• **EXERCISE BRIEF**: Of the lines below, report only those that contain "type".

Segment Start: DATA FOR ANALYSIS

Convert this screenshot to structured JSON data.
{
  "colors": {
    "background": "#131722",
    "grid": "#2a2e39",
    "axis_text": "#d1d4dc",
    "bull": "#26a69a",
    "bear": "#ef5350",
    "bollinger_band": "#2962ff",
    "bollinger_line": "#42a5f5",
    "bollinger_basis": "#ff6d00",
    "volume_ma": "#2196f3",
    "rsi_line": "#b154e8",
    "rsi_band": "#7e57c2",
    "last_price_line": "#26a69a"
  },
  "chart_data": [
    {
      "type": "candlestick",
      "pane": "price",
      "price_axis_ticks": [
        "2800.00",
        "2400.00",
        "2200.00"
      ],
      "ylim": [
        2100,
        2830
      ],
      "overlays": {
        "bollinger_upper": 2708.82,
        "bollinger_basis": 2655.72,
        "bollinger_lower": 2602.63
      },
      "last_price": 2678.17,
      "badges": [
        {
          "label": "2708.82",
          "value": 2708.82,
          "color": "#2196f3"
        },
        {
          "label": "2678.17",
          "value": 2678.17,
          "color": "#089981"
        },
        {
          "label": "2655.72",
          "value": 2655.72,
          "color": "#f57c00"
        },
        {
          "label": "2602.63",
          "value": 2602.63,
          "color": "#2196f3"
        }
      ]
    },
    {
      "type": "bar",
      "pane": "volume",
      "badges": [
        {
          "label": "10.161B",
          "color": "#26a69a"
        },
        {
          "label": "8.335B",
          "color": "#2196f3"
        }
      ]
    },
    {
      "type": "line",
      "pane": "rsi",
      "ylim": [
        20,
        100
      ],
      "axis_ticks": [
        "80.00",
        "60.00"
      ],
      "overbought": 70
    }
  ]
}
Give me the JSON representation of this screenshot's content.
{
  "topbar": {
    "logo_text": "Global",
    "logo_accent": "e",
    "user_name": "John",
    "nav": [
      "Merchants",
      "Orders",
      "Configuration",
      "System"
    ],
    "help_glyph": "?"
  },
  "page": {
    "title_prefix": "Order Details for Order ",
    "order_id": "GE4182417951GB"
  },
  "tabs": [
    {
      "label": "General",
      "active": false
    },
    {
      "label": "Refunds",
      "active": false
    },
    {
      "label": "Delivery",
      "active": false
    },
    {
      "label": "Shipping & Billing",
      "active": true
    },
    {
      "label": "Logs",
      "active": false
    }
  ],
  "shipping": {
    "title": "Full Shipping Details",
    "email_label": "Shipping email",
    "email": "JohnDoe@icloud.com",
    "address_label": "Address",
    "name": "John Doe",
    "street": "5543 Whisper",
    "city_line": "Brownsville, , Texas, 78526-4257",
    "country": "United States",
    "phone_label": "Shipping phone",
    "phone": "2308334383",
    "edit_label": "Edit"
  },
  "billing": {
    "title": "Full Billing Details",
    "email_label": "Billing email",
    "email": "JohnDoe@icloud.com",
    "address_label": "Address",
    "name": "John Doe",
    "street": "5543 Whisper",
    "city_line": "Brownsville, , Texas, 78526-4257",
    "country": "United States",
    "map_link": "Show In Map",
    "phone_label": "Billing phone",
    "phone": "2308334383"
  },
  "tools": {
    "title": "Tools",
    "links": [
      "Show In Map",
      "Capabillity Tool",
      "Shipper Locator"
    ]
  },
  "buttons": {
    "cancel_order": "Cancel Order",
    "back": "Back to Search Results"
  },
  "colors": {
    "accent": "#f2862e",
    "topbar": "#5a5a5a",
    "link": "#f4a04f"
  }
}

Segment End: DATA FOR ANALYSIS
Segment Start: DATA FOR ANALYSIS

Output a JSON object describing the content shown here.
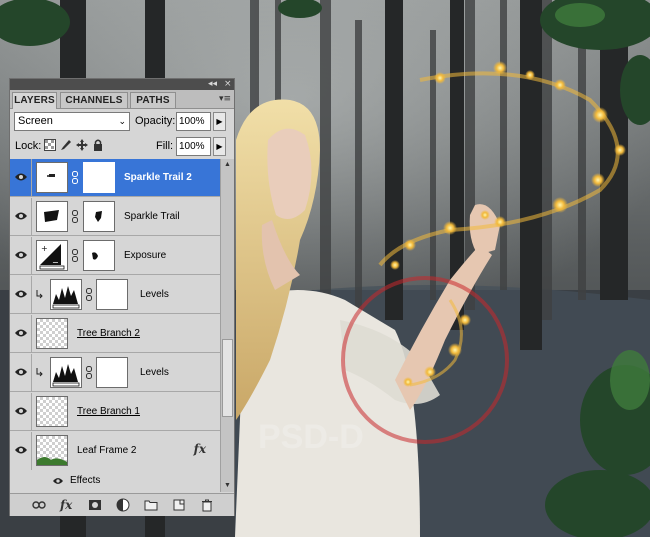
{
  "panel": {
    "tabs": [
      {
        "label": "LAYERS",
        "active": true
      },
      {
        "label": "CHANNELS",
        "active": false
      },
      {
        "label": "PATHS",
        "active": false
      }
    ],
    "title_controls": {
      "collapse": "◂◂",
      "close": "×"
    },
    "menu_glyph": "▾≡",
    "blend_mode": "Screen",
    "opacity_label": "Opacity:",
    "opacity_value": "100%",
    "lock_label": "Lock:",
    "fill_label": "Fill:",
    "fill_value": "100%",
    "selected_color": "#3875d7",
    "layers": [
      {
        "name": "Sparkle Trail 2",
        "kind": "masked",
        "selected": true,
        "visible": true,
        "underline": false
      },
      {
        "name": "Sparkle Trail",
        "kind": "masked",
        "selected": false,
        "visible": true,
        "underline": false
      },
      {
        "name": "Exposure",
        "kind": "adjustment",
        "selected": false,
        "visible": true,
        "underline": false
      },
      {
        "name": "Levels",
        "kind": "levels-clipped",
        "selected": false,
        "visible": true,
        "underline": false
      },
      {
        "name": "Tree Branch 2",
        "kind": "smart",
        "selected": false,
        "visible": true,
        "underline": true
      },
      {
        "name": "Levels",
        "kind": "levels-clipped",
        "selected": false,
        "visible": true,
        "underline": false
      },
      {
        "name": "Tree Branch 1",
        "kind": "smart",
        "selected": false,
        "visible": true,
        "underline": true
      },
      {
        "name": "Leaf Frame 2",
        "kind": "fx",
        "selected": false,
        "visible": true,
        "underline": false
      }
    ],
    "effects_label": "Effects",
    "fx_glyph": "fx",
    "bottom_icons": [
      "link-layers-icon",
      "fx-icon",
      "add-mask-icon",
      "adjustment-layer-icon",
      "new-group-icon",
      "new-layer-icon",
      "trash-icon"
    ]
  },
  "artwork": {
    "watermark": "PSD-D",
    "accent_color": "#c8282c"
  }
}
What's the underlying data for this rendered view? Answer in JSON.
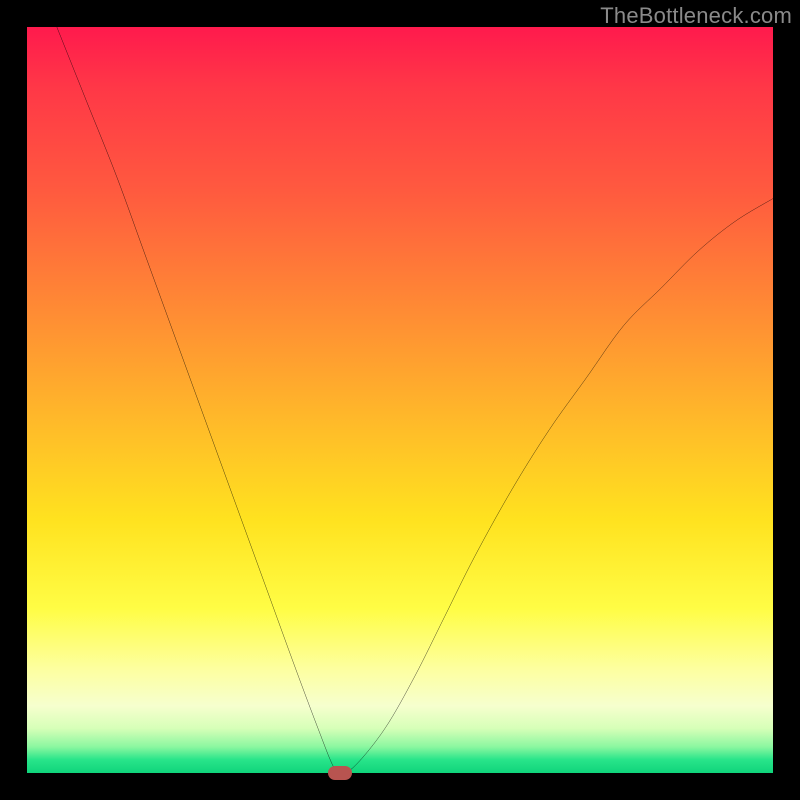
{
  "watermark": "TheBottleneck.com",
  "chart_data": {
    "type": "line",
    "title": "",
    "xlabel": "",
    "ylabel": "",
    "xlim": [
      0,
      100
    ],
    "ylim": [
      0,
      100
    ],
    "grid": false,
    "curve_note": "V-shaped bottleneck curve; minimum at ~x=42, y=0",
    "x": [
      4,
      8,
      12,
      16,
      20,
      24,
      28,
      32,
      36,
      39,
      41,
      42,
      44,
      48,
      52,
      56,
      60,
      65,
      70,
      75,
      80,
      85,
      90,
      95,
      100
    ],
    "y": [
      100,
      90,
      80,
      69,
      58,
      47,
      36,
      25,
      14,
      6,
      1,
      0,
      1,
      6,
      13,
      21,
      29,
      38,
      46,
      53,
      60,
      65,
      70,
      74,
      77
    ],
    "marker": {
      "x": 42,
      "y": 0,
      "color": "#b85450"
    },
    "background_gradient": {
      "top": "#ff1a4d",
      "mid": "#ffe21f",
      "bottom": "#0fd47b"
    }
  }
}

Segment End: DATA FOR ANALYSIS

• **THE ANSWER**:
      "type": "candlestick",
      "type": "bar",
      "type": "line",
    "type": "line",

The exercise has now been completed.